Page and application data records

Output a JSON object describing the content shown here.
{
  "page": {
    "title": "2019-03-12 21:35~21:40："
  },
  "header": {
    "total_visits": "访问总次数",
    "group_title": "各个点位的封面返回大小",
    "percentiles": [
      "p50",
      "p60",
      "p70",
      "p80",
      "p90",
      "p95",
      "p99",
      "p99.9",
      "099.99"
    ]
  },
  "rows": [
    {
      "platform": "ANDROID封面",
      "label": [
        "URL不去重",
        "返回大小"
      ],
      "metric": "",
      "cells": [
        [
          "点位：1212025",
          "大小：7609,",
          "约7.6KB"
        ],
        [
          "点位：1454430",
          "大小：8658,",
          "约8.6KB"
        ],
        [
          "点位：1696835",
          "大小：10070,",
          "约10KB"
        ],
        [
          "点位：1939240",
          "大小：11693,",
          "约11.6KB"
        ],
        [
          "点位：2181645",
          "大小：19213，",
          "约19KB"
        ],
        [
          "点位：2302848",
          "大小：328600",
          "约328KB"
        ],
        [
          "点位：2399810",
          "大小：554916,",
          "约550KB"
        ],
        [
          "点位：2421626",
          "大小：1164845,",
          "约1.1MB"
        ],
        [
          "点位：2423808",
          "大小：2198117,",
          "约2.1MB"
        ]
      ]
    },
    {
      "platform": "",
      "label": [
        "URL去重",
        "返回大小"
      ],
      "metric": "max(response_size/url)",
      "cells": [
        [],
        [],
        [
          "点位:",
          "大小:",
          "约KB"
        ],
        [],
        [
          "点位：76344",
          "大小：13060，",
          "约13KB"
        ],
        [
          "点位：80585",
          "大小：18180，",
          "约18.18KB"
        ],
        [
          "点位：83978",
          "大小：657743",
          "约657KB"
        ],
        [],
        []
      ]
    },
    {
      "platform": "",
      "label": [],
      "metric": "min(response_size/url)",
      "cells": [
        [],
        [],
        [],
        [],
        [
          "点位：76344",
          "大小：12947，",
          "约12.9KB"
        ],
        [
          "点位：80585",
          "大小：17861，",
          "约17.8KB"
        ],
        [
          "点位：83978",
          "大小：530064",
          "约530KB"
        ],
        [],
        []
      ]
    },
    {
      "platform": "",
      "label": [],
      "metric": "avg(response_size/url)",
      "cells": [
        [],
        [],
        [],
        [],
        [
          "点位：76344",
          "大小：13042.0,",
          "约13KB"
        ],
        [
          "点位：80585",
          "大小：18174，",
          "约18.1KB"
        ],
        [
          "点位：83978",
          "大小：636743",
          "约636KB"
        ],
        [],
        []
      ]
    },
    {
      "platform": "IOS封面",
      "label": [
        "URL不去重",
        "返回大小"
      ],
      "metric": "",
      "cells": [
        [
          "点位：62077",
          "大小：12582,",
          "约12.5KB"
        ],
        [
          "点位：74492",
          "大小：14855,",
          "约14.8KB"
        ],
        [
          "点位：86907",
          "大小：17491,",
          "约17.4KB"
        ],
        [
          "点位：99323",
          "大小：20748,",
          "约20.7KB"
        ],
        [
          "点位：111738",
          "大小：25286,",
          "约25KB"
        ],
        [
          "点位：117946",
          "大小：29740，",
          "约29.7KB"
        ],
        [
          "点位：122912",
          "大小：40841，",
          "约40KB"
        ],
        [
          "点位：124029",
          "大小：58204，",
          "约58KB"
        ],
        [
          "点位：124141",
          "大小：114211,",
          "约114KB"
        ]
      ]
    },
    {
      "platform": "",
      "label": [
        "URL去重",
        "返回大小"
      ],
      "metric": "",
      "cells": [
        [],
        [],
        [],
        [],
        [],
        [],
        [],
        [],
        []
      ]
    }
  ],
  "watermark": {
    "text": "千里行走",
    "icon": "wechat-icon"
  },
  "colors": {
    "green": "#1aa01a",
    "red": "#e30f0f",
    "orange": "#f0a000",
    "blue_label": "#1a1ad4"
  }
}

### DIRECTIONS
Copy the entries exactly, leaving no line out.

### RESULT BELOW
Output a JSON object describing the content shown here.
{
  "page": {
    "title": "2019-03-12 21:35~21:40："
  },
  "header": {
    "total_visits": "访问总次数",
    "group_title": "各个点位的封面返回大小",
    "percentiles": [
      "p50",
      "p60",
      "p70",
      "p80",
      "p90",
      "p95",
      "p99",
      "p99.9",
      "099.99"
    ]
  },
  "rows": [
    {
      "platform": "ANDROID封面",
      "label": [
        "URL不去重",
        "返回大小"
      ],
      "metric": "",
      "cells": [
        [
          "点位：1212025",
          "大小：7609,",
          "约7.6KB"
        ],
        [
          "点位：1454430",
          "大小：8658,",
          "约8.6KB"
        ],
        [
          "点位：1696835",
          "大小：10070,",
          "约10KB"
        ],
        [
          "点位：1939240",
          "大小：11693,",
          "约11.6KB"
        ],
        [
          "点位：2181645",
          "大小：19213，",
          "约19KB"
        ],
        [
          "点位：2302848",
          "大小：328600",
          "约328KB"
        ],
        [
          "点位：2399810",
          "大小：554916,",
          "约550KB"
        ],
        [
          "点位：2421626",
          "大小：1164845,",
          "约1.1MB"
        ],
        [
          "点位：2423808",
          "大小：2198117,",
          "约2.1MB"
        ]
      ]
    },
    {
      "platform": "",
      "label": [
        "URL去重",
        "返回大小"
      ],
      "metric": "max(response_size/url)",
      "cells": [
        [],
        [],
        [
          "点位:",
          "大小:",
          "约KB"
        ],
        [],
        [
          "点位：76344",
          "大小：13060，",
          "约13KB"
        ],
        [
          "点位：80585",
          "大小：18180，",
          "约18.18KB"
        ],
        [
          "点位：83978",
          "大小：657743",
          "约657KB"
        ],
        [],
        []
      ]
    },
    {
      "platform": "",
      "label": [],
      "metric": "min(response_size/url)",
      "cells": [
        [],
        [],
        [],
        [],
        [
          "点位：76344",
          "大小：12947，",
          "约12.9KB"
        ],
        [
          "点位：80585",
          "大小：17861，",
          "约17.8KB"
        ],
        [
          "点位：83978",
          "大小：530064",
          "约530KB"
        ],
        [],
        []
      ]
    },
    {
      "platform": "",
      "label": [],
      "metric": "avg(response_size/url)",
      "cells": [
        [],
        [],
        [],
        [],
        [
          "点位：76344",
          "大小：13042.0,",
          "约13KB"
        ],
        [
          "点位：80585",
          "大小：18174，",
          "约18.1KB"
        ],
        [
          "点位：83978",
          "大小：636743",
          "约636KB"
        ],
        [],
        []
      ]
    },
    {
      "platform": "IOS封面",
      "label": [
        "URL不去重",
        "返回大小"
      ],
      "metric": "",
      "cells": [
        [
          "点位：62077",
          "大小：12582,",
          "约12.5KB"
        ],
        [
          "点位：74492",
          "大小：14855,",
          "约14.8KB"
        ],
        [
          "点位：86907",
          "大小：17491,",
          "约17.4KB"
        ],
        [
          "点位：99323",
          "大小：20748,",
          "约20.7KB"
        ],
        [
          "点位：111738",
          "大小：25286,",
          "约25KB"
        ],
        [
          "点位：117946",
          "大小：29740，",
          "约29.7KB"
        ],
        [
          "点位：122912",
          "大小：40841，",
          "约40KB"
        ],
        [
          "点位：124029",
          "大小：58204，",
          "约58KB"
        ],
        [
          "点位：124141",
          "大小：114211,",
          "约114KB"
        ]
      ]
    },
    {
      "platform": "",
      "label": [
        "URL去重",
        "返回大小"
      ],
      "metric": "",
      "cells": [
        [],
        [],
        [],
        [],
        [],
        [],
        [],
        [],
        []
      ]
    }
  ],
  "watermark": {
    "text": "千里行走",
    "icon": "wechat-icon"
  },
  "colors": {
    "green": "#1aa01a",
    "red": "#e30f0f",
    "orange": "#f0a000",
    "blue_label": "#1a1ad4"
  }
}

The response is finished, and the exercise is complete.